TOKYO, July 20 (Reuters) - Japan’s JVC 6792.T has agreed to form a business and capital alliance with Kenwood Corp. 6765.T to boost its financial strength and keep up with fierce price competition, sources close to the matter said on Friday, sending JVC shares higher.
Under the pact, struggling consumer electronics maker JVC, owned 52 percent by Matsushita Electric Industrial Co. Ltd. (6752.T), would raise 30 billion yen ($250 million) by issuing 20 billion yen worth of new shares to Kenwood and 10 billion yen worth of new shares to Sparx Asset Management 8739.Q.
The deal would lower Panasonic maker Matsushita’s stake in JVC to about 39 percent, taking the loss-making company off its consolidated accounts.
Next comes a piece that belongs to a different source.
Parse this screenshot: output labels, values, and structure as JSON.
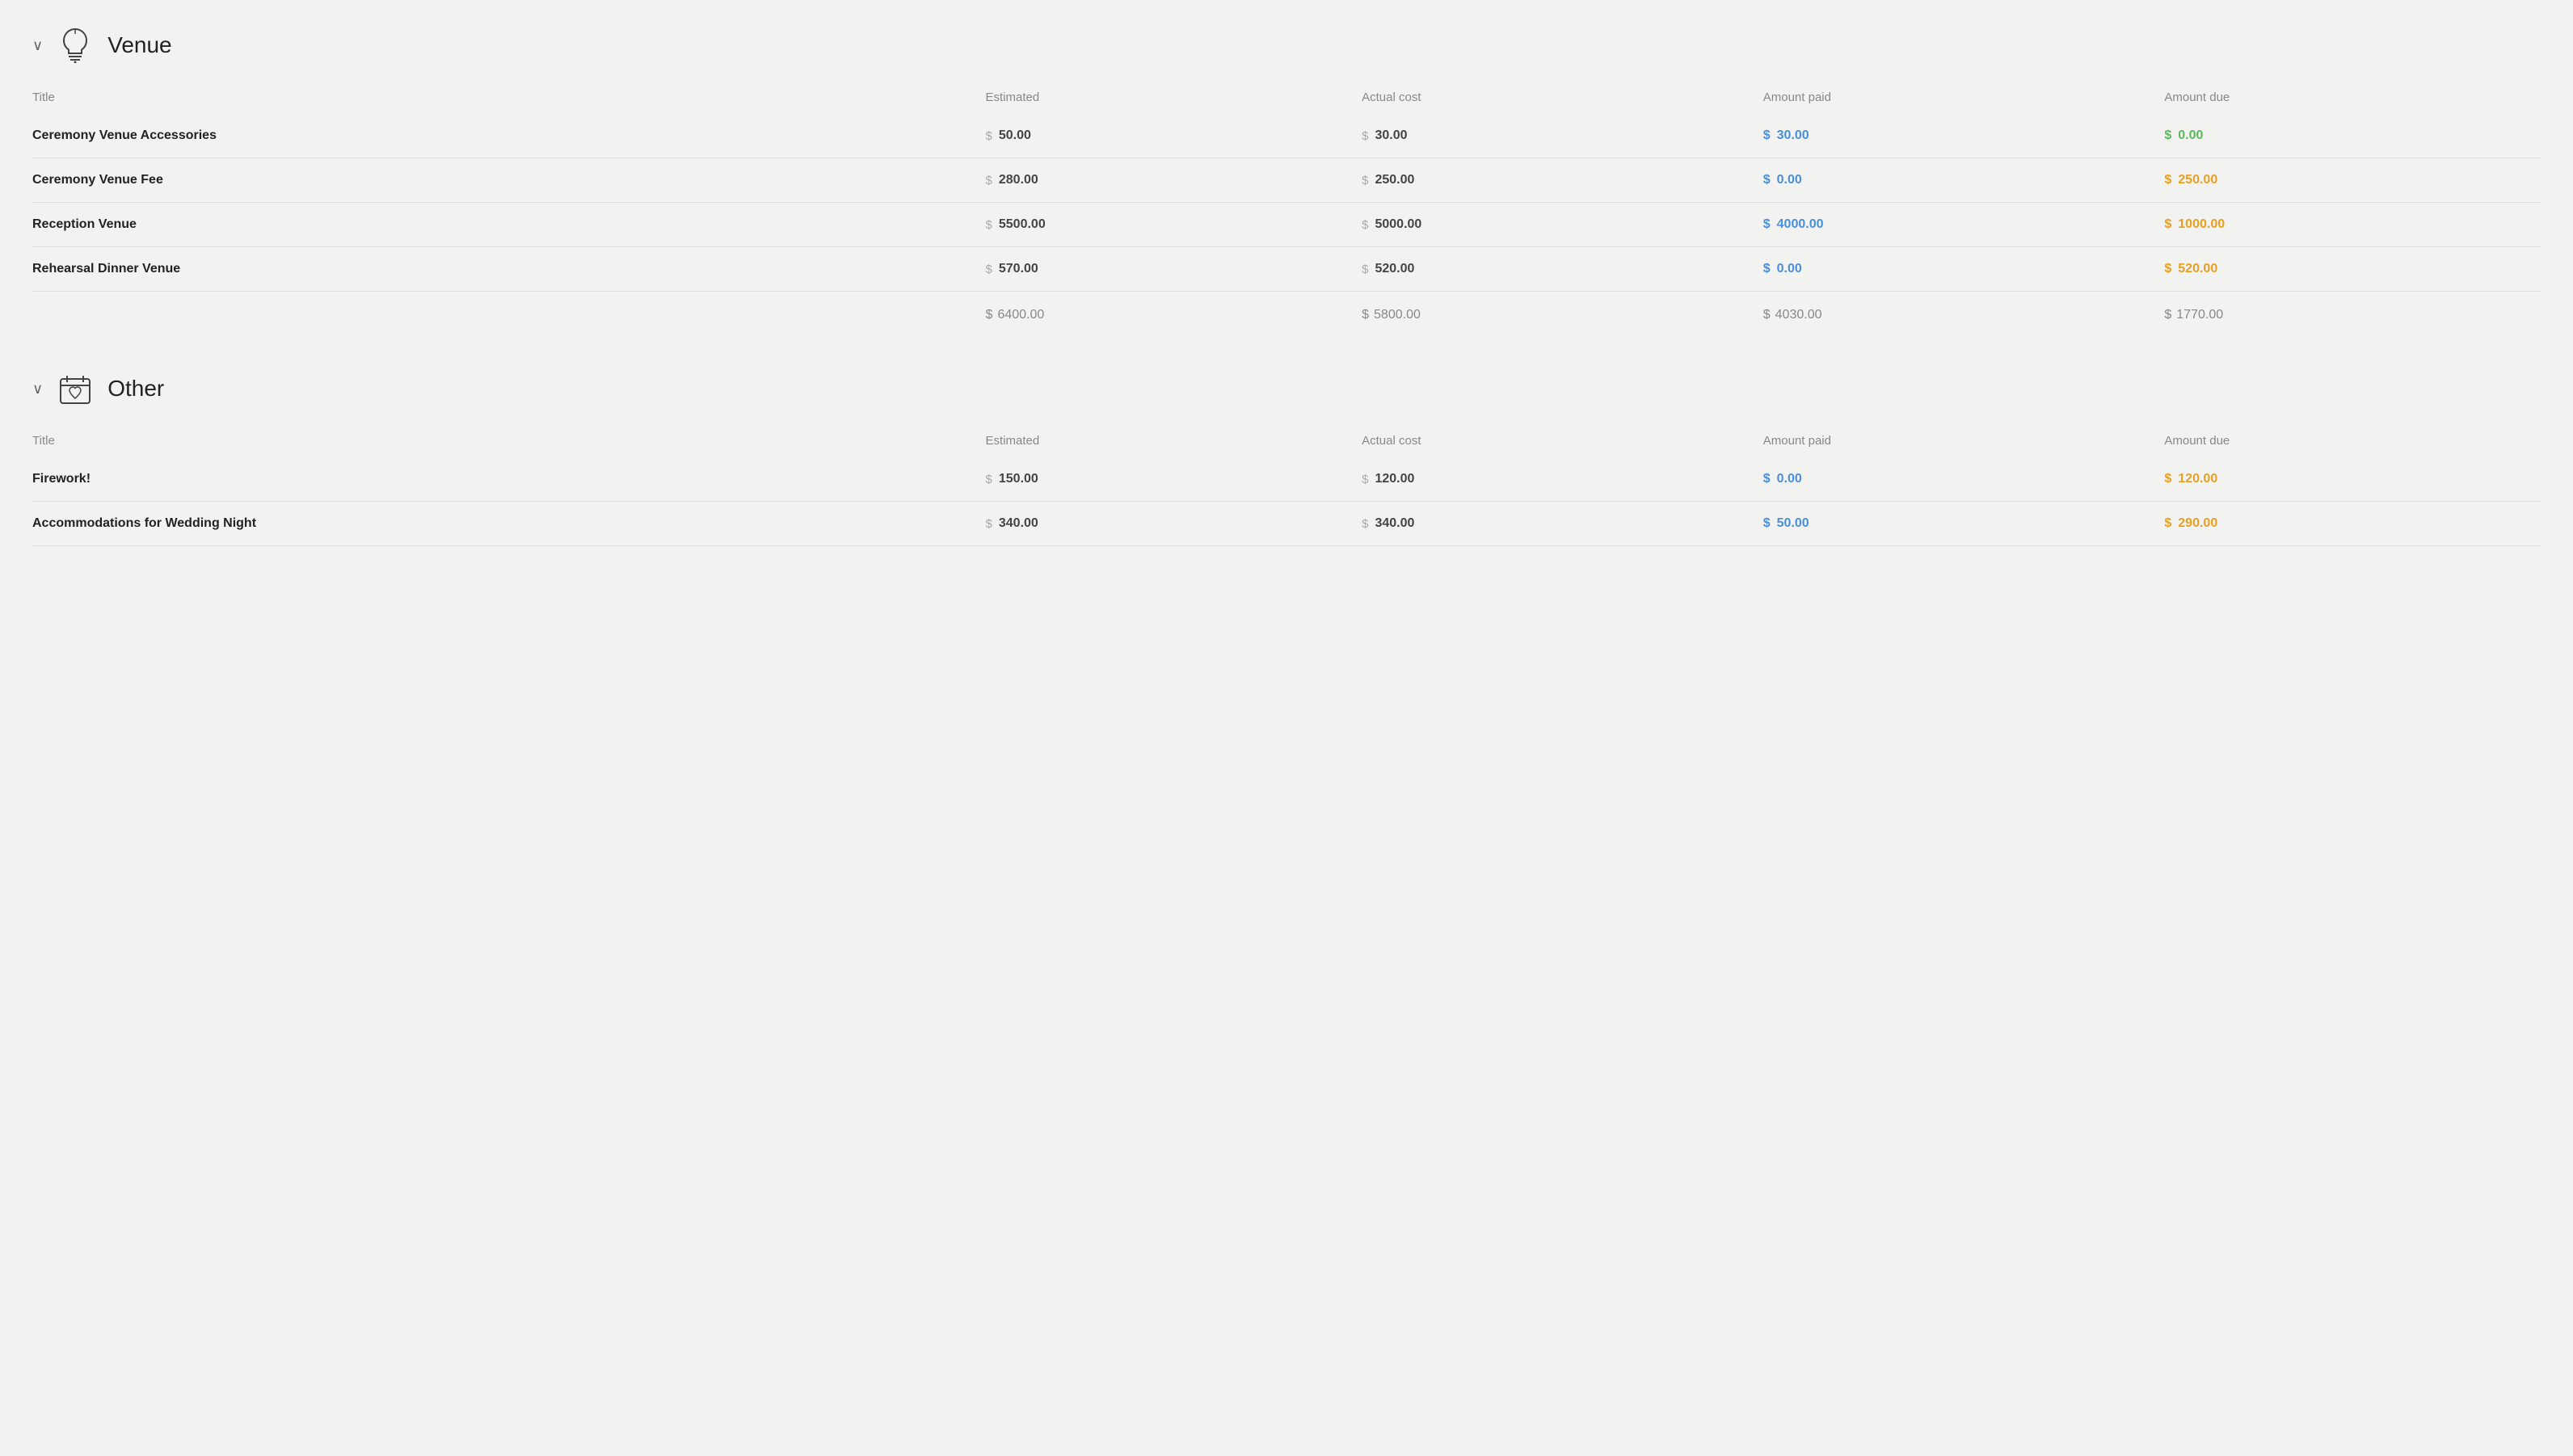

After the transaction, Kenwood would hold a 10 percent stake in JVC, whose official name is Victor Co. of Japan Ltd., and Sparx would own a 5 percent stake.
JVC and Kenwood plan joint research and development to improve efficiency, the sources said.
Shares in JVC were up 2.7 percent at 375 yen by late afternoon, while Matsushita gained 1.3 percent to 2,380 yen and Kenwood shares were unchanged at 183 yen.
“This is pretty much in line with what people have been talking about. But now uncertainty is gone and that is a plus (for JVC shares),” said Yoshihisa Okamoto, senior vice president at Fuji Investment Management.
JVC and Kenwood have been in negotiations with an eye to integrating their operations under a holding company, but the two firms are set to continue talks on the matter since there is still resistance within JVC against the plan, the sources said.
Matsushita, the world’s largest consumer electronics maker, has been trying to reduce its JVC stake, worth about 50 billion yen, because its persistent losses have been weighing on group-based earnings performance.
The Osaka-based company chose U.S. private equity firm Texas Pacific Group [TPG.UL] as its preferred bidder for its JVC stake back in March.
But the talks fell through after banks had resisted funding the acquisition because they were unconvinced that TPG could turn around a company heading for its fourth straight annual loss.
Although JVC enjoys brisk demand for hard disk drive-equipped camcorders, its rear-projection television sales have been hit by sharp falls in plasma TV prices.
Yokohama-based JVC expects a net loss of 10.5 billion yen for the current business year to March 2008, after posting a 7.9 billion yen loss a year earlier.